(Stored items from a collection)
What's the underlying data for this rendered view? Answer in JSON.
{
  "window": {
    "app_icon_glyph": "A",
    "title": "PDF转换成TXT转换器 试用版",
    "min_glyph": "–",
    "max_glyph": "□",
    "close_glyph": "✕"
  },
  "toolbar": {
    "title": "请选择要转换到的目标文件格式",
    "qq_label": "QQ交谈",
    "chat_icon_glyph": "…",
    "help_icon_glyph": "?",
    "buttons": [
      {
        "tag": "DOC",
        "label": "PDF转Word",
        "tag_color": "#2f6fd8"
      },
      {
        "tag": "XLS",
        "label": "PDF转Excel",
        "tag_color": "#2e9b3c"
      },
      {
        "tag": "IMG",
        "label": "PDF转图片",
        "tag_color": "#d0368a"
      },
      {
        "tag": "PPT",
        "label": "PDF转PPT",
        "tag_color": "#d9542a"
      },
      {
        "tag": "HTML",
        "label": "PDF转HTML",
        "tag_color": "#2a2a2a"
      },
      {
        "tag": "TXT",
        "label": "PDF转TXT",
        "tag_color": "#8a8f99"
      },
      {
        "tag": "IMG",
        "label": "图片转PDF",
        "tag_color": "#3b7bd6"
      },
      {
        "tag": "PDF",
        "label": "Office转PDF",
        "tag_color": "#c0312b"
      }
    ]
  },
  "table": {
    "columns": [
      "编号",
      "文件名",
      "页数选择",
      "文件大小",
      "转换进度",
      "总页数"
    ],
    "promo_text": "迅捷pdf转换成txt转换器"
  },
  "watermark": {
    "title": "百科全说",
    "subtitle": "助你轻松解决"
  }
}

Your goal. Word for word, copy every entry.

Reply.
What's the underlying data for this rendered view? Answer in JSON.
{
  "window": {
    "app_icon_glyph": "A",
    "title": "PDF转换成TXT转换器 试用版",
    "min_glyph": "–",
    "max_glyph": "□",
    "close_glyph": "✕"
  },
  "toolbar": {
    "title": "请选择要转换到的目标文件格式",
    "qq_label": "QQ交谈",
    "chat_icon_glyph": "…",
    "help_icon_glyph": "?",
    "buttons": [
      {
        "tag": "DOC",
        "label": "PDF转Word",
        "tag_color": "#2f6fd8"
      },
      {
        "tag": "XLS",
        "label": "PDF转Excel",
        "tag_color": "#2e9b3c"
      },
      {
        "tag": "IMG",
        "label": "PDF转图片",
        "tag_color": "#d0368a"
      },
      {
        "tag": "PPT",
        "label": "PDF转PPT",
        "tag_color": "#d9542a"
      },
      {
        "tag": "HTML",
        "label": "PDF转HTML",
        "tag_color": "#2a2a2a"
      },
      {
        "tag": "TXT",
        "label": "PDF转TXT",
        "tag_color": "#8a8f99"
      },
      {
        "tag": "IMG",
        "label": "图片转PDF",
        "tag_color": "#3b7bd6"
      },
      {
        "tag": "PDF",
        "label": "Office转PDF",
        "tag_color": "#c0312b"
      }
    ]
  },
  "table": {
    "columns": [
      "编号",
      "文件名",
      "页数选择",
      "文件大小",
      "转换进度",
      "总页数"
    ],
    "promo_text": "迅捷pdf转换成txt转换器"
  },
  "watermark": {
    "title": "百科全说",
    "subtitle": "助你轻松解决"
  }
}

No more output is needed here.